*Assigned task:* The answer should be a faithful retyping of the records that follow, pictures excluded.

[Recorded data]
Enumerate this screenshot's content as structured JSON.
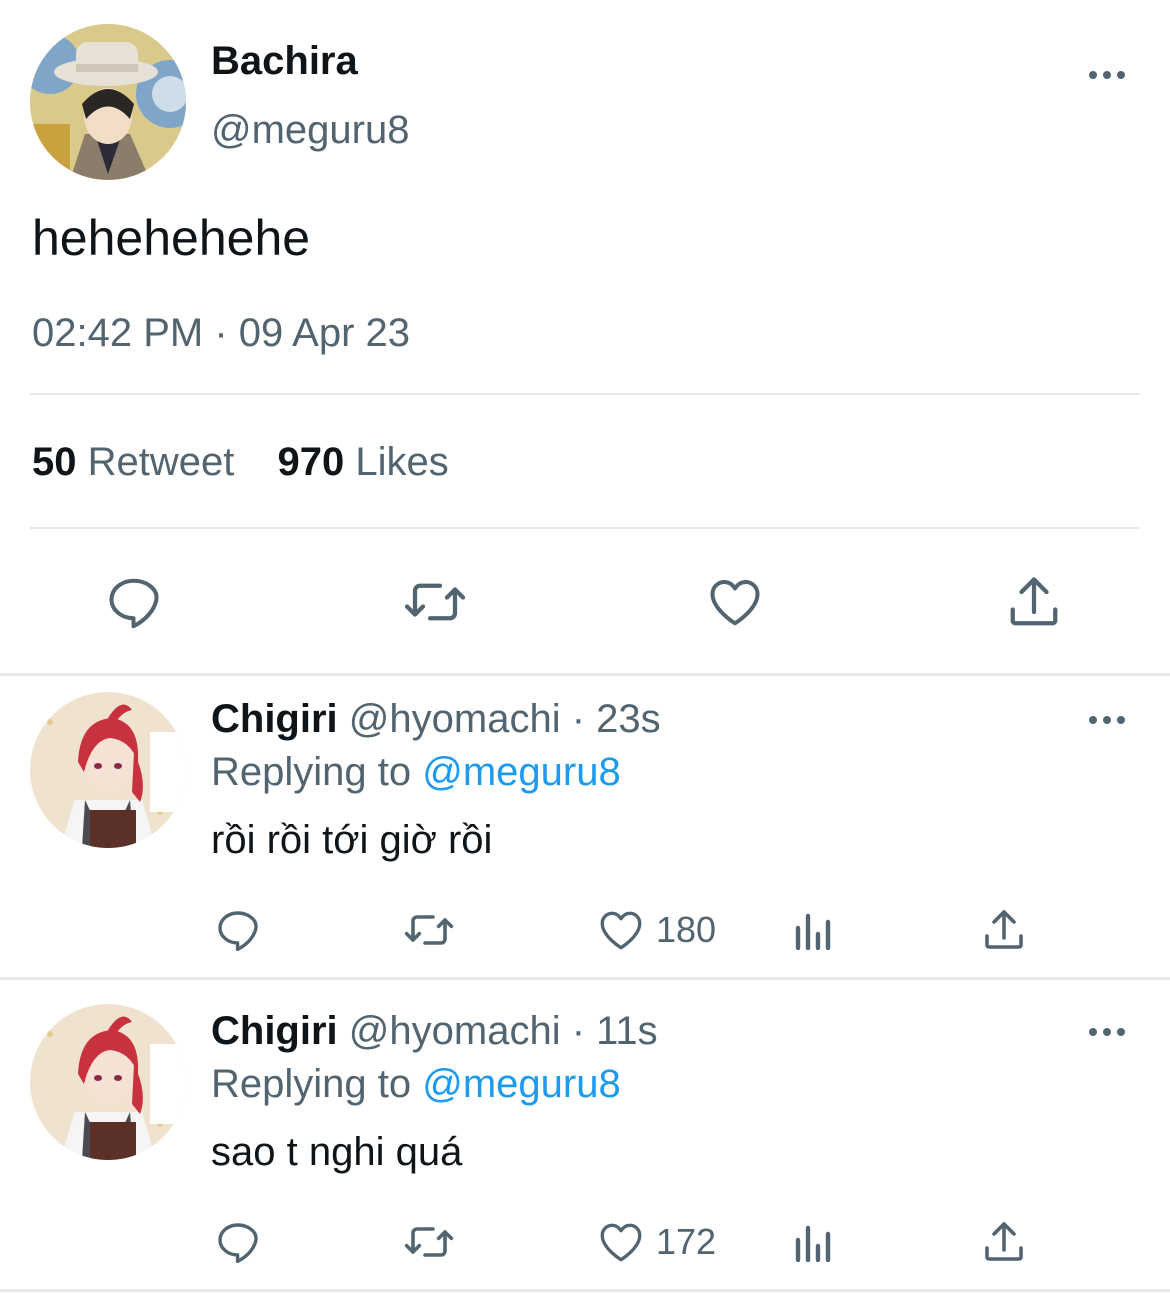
{
  "main_tweet": {
    "display_name": "Bachira",
    "handle": "@meguru8",
    "text": "hehehehehe",
    "timestamp": "02:42 PM · 09 Apr 23",
    "retweet_count": "50",
    "retweet_label": "Retweet",
    "likes_count": "970",
    "likes_label": "Likes"
  },
  "replies": [
    {
      "display_name": "Chigiri",
      "handle": "@hyomachi",
      "time": "· 23s",
      "replying_label": "Replying to",
      "replying_handle": "@meguru8",
      "text": "rồi rồi tới giờ rồi",
      "like_count": "180"
    },
    {
      "display_name": "Chigiri",
      "handle": "@hyomachi",
      "time": "· 11s",
      "replying_label": "Replying to",
      "replying_handle": "@meguru8",
      "text": "sao t nghi quá",
      "like_count": "172"
    }
  ],
  "colors": {
    "accent": "#1d9bf0",
    "secondary_text": "#536471",
    "divider": "#e6e9eb"
  },
  "icons": [
    "more-icon",
    "reply-icon",
    "retweet-icon",
    "like-icon",
    "share-icon",
    "analytics-icon"
  ]
}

*Exercise result:*
Enumerate this screenshot's content as structured JSON.
{
  "main_tweet": {
    "display_name": "Bachira",
    "handle": "@meguru8",
    "text": "hehehehehe",
    "timestamp": "02:42 PM · 09 Apr 23",
    "retweet_count": "50",
    "retweet_label": "Retweet",
    "likes_count": "970",
    "likes_label": "Likes"
  },
  "replies": [
    {
      "display_name": "Chigiri",
      "handle": "@hyomachi",
      "time": "· 23s",
      "replying_label": "Replying to",
      "replying_handle": "@meguru8",
      "text": "rồi rồi tới giờ rồi",
      "like_count": "180"
    },
    {
      "display_name": "Chigiri",
      "handle": "@hyomachi",
      "time": "· 11s",
      "replying_label": "Replying to",
      "replying_handle": "@meguru8",
      "text": "sao t nghi quá",
      "like_count": "172"
    }
  ],
  "colors": {
    "accent": "#1d9bf0",
    "secondary_text": "#536471",
    "divider": "#e6e9eb"
  },
  "icons": [
    "more-icon",
    "reply-icon",
    "retweet-icon",
    "like-icon",
    "share-icon",
    "analytics-icon"
  ]
}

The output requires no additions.